Evangelicals in Russia have become ardent fans of President Vladimir Putin because of Russia’s efforts to maintain its influence in Ukraine, its takeover of Crimea in 2014, and the widespread Russian belief that the West is to blame for the present economic woes on the home front.
This realization dawned on me during my November visit to Russia. The evidence is hard to ignore. Meeting in St. Petersburg back in May, the official Congress of the Union of Evangelical Christians-Baptists ended their meetings with a strong endorsement of Putin just two months after brutal conflict broke out in eastern Ukraine.
Addressing Putin, they said, “We express to you sincere appreciation for your labor in the post of president. . . . We reaffirm our principled loyalty with respect to state authority, based on the unchanged words of the Bible, ‘Let every soul be in subjection to the higher powers: for there is no power but of God; and the powers that be are ordained of God’ (Rom. 13:1, ASV).” The evangelical congress also directly challenged the legitimacy of Ukraine’s Maidan Revolution and the February 2014 overthrow of pro-Russian President Viktor Yanukovich.

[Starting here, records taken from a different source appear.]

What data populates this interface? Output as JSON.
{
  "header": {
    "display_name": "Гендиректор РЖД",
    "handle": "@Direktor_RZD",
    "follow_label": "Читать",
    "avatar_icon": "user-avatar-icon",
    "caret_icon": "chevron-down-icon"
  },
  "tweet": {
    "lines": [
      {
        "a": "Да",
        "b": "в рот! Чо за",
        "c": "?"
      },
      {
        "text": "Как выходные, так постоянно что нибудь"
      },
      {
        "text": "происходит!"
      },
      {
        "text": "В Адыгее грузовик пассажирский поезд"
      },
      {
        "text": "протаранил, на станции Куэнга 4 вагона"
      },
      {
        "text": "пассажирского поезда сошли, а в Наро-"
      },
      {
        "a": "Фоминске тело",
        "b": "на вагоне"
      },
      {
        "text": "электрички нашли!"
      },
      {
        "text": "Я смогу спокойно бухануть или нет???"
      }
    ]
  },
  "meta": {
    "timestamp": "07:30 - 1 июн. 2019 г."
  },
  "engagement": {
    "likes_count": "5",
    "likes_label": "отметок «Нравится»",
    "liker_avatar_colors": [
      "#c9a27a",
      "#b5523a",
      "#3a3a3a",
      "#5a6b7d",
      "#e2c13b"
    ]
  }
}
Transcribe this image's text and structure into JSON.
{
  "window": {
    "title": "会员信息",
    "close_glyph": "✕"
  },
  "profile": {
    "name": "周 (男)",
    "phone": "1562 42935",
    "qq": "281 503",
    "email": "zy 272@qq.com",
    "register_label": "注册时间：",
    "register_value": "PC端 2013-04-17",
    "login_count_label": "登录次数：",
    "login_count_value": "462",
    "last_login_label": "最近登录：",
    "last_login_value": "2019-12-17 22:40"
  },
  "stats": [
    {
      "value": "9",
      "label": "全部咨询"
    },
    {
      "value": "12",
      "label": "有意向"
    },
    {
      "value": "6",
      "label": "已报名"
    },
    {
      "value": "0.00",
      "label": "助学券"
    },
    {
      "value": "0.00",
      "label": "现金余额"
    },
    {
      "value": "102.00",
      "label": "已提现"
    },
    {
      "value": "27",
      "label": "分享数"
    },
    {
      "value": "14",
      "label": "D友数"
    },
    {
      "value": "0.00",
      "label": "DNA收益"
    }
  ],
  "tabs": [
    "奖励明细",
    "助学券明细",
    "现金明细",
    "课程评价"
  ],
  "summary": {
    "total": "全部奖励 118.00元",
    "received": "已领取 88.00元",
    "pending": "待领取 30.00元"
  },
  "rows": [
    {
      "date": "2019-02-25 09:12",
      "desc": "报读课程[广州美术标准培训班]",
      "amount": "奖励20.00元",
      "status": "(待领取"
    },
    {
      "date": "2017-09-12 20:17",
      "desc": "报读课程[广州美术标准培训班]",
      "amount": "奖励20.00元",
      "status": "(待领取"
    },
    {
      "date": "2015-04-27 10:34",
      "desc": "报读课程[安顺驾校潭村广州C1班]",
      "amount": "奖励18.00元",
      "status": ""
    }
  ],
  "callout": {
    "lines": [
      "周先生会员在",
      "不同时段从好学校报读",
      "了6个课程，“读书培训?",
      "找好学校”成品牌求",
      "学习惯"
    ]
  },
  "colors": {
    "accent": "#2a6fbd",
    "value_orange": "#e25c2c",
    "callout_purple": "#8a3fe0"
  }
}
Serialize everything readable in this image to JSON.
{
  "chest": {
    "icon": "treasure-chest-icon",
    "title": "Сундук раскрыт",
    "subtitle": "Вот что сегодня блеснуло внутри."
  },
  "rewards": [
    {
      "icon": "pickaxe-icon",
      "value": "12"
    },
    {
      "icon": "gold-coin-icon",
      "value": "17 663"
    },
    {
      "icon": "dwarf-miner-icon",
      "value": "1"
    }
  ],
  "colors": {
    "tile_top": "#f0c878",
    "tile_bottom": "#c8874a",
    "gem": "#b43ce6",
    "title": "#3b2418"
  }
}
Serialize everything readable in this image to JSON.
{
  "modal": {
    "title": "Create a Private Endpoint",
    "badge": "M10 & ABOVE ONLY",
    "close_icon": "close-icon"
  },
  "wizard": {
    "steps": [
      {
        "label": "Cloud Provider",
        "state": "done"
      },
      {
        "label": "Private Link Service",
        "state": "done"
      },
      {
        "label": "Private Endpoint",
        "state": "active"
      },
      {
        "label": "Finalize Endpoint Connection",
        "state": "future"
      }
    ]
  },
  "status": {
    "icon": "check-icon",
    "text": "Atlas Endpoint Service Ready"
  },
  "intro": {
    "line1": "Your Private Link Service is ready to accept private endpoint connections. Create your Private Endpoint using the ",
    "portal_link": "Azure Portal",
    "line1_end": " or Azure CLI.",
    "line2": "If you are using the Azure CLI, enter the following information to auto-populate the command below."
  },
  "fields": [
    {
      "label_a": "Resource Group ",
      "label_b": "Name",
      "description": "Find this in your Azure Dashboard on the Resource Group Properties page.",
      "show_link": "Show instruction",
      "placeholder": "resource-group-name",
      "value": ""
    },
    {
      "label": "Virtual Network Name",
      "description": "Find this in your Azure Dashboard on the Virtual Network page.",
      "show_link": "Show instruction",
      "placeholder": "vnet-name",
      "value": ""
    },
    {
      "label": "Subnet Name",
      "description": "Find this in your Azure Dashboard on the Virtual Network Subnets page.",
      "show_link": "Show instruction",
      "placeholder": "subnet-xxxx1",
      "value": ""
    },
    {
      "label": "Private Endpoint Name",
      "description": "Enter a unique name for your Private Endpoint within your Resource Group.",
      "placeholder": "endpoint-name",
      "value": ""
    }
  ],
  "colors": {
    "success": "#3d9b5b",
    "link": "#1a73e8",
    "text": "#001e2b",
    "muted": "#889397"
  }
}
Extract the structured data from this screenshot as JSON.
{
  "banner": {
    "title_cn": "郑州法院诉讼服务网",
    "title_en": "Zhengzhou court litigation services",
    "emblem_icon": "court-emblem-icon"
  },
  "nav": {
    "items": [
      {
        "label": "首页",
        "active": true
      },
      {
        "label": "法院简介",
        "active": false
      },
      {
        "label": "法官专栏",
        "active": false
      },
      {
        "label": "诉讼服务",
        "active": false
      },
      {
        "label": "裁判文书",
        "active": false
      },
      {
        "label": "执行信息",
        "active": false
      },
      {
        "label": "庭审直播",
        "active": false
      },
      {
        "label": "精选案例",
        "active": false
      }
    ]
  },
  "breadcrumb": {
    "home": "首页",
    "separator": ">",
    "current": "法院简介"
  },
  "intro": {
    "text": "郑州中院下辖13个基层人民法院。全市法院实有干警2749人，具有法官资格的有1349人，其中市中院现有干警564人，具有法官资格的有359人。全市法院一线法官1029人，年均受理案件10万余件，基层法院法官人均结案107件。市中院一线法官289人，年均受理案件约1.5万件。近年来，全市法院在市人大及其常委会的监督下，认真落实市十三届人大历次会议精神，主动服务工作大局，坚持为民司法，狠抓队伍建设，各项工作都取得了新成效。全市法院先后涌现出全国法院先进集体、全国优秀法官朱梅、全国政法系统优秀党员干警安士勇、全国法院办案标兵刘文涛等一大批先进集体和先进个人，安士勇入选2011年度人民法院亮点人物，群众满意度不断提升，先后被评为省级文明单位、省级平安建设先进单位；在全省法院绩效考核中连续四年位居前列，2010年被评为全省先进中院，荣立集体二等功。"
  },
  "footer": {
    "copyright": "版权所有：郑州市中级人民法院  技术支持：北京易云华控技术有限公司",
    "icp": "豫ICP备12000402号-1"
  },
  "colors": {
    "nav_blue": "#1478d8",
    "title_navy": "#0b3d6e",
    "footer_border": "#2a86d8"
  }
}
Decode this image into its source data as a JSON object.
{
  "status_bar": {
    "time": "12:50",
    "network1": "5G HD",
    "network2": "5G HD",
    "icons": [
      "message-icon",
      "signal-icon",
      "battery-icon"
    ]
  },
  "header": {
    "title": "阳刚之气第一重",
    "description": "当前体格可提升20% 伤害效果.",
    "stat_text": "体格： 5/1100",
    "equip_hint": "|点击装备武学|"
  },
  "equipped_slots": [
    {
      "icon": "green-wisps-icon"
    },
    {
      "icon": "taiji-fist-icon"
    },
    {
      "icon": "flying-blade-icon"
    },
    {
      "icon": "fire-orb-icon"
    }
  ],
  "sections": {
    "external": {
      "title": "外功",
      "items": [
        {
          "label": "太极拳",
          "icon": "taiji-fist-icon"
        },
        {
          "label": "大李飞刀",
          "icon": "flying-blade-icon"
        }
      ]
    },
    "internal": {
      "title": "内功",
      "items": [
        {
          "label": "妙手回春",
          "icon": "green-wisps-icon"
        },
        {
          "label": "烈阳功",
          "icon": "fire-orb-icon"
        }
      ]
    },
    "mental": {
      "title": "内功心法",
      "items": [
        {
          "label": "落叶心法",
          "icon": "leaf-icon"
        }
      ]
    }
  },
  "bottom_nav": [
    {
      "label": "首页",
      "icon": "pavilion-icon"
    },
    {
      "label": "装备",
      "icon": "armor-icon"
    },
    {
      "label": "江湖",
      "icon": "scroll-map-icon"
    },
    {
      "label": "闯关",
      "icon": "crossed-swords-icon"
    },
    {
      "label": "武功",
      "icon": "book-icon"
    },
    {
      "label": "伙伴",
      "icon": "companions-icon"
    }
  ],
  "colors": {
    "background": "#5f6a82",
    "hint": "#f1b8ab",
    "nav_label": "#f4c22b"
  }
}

Originally, I suspected backroom state pressure must have been at play. But after conversations with more than a dozen Protestant and Orthodox believers in Moscow, I have to admit that no outside interference was necessary to generate such high praise for Russia’s president.
Putin is genuinely popular—and admired—by Russians across the spectrum: among believers as well as the religiously indifferent, among Protestants as well as Orthodox, and among academics as well as taxi drivers.
This holds true even after the ...1